When it comes to red grapes, any winemaker wants to extract grape tannins. Not only do they contribute towards colour and texture, but also aroma. The challenge with heterogeneity is that green tannins will also be extracted during fermentation. Another challenge is that there will be less useful tannins available for extraction. What to do?
One should avoid cold maceration and rather opt for a hot, short fermentation. For instance, instead of fermenting at 23°C, rather 26°C or even higher. This will give more extraction, but lessen the time that good (and bad) tannins can be extracted. This might sound paradoxical, but we’ll soon get to a possible remedy. The higher temperature should also speed up the ferment. The number of pump-overs should decrease towards the end of the ferment, otherwise too much green tannins will be extracted. In other words, the grapes should be treated quite gently towards the end, because the higher alcohol concentration will increase tannin (good and bad) extraction. For smaller tanks, less punch downs towards the end are recommended. If possible, a closed system will be beneficial (for bigger tanks) and topping with C02 gas at the end of a day and after each maceration event will also prove useful for smaller open top fermenters. Why? Because oxygen needs to be excluded, more about this later. You can also press a bit earlier, possibly at 7°B already and then continue with the ferments sans skins. What about yeast and enzymes? Choice of yeast should be Anchor NT 202®, Anchor NT 50® or Fermicru VR5®. Enzyme choice would be Rapidase Extra Color® (the artist formerly know as Rapidase Ex-Color®). The timing of this enzyme is important, but we’ll get to this later.
Now for the very interesting part… additions! Grape proteins are indiscriminate and will bind to any tannin (good or bad) and the tannin is thus lost. We don’t want this. In this case there are already insufficient ripe tannins (read good tannins), so the remedy would be to add sacrificial tannins, in order to save good tannins from binding with proteins and forever losing them.
These added tannins thus “scavenge” grape proteins and saves the good/ripe tannins. Another function of these tannins is that they can contribute towards structure and taste. So yes, the grape might be lacking in ripe tannins and have too much green tannins, but the added tannins contribute towards more “pleasant” tannins again (albeit artificial) and thus the end quality of the wine.
The winemaker probably needs to do some research and trials and make a decision about their possible addition. There are many tannin products (oak and grape derived, for instance) on the market, the best would be to discuss the application of these products with your distributor.

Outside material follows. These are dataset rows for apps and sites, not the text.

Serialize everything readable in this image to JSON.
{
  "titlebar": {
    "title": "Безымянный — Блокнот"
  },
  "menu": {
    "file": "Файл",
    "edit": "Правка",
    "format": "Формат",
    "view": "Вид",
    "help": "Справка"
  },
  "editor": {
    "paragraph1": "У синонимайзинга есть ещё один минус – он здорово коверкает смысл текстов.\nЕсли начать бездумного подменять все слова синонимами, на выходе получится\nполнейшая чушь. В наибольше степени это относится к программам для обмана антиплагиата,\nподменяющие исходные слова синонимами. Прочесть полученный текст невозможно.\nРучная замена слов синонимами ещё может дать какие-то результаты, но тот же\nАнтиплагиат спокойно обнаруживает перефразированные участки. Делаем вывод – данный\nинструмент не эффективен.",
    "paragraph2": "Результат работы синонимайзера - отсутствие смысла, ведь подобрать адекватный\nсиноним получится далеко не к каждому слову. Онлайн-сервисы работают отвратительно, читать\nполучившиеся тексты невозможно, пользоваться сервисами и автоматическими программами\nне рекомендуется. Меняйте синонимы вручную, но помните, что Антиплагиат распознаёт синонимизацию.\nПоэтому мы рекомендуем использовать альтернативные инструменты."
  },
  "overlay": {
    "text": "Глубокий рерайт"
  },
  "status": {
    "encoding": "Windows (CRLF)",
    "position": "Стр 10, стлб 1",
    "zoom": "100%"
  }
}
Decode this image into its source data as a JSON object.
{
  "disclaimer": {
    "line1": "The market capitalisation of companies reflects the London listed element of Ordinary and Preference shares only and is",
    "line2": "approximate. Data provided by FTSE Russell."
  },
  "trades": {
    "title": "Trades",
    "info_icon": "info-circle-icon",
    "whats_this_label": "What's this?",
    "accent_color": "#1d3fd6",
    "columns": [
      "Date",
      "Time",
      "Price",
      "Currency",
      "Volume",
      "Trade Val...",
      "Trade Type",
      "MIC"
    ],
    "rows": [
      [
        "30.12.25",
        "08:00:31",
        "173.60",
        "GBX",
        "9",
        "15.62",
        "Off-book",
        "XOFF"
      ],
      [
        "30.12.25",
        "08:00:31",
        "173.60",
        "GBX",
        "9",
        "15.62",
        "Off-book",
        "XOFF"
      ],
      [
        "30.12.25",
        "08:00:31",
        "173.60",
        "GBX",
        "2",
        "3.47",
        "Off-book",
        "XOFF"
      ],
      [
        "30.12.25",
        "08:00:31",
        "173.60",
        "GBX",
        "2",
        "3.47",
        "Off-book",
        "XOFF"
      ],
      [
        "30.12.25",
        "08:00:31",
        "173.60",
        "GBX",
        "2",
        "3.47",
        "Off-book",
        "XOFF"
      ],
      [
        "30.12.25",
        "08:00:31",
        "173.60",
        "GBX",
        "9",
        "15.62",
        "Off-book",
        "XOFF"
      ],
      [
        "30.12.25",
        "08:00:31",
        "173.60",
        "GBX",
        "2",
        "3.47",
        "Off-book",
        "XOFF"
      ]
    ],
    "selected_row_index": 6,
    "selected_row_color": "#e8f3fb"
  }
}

Rot might be a factor, so the laccase enzyme has to be considered too. The winemaker has to judge the level of rot and make a call on treatment. Laccase is a protein, which will, like grape proteins, also be bounded by tannins. The addition of tannins will bind laccase and thus remove it from the “equation”. And this is where we come to sulphur. Oxygen, in combination with laccase (should it be present) cause enzymatic browning of juice. You definitely don’t want this, so this is why oxygen needs to be excluded (as earlier mentioned), particularly at the beginning of fermentation. Sulphur dioxide will lessen the oxidative effect of oxygen. Total sulphur could probably be increased to 60ppm (if there is indeed rot).

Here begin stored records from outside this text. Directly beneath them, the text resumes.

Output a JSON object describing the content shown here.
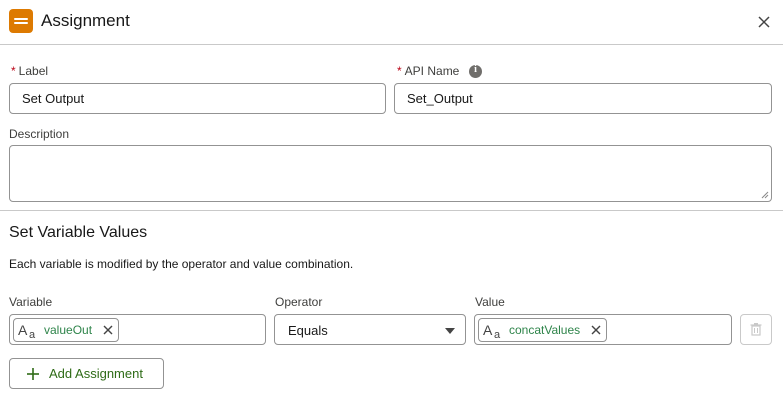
{
  "header": {
    "title": "Assignment"
  },
  "form": {
    "label_label": "Label",
    "label_value": "Set Output",
    "api_name_label": "API Name",
    "api_name_value": "Set_Output",
    "required_mark": "*",
    "description_label": "Description",
    "description_value": ""
  },
  "section": {
    "title": "Set Variable Values",
    "description": "Each variable is modified by the operator and value combination."
  },
  "assignment": {
    "variable_label": "Variable",
    "operator_label": "Operator",
    "value_label": "Value",
    "variable_value": "valueOut",
    "operator_value": "Equals",
    "value_value": "concatValues"
  },
  "actions": {
    "add_label": "Add Assignment"
  },
  "colors": {
    "accent": "#dd7a01",
    "required": "#ba0517",
    "pill_text": "#2e844a"
  }
}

The timing of enzyme addition for colour extraction is important. Rapidase Extra Color® should not be added at the beginning, but rather towards the middle or end of the ferment. The reason is that the tannins added will bind to it and decrease activity.
Untoasted oak chips are used for :
Intensification of fruit expression (remove green aroma)
Intensification and stabilization of color
Augmentation of volume and structure (natural polysaccharides lend sweetness to the wine, even as extraction reinforces tannic structure in the mouth)
Increased sweetness (both red & with wines)
Addition should be done while filling the tank, at the destemmer (preferably a small chip size). La Littorale recommends 50 to 150 g/hL on white must and 100 to 300 g/hL on red must.
For Boisé France, 0,25 g/L to 10g/L. The dose will vary from supplier to supplier.
Bernard Mocke is a Technical Consultant for Oenobrands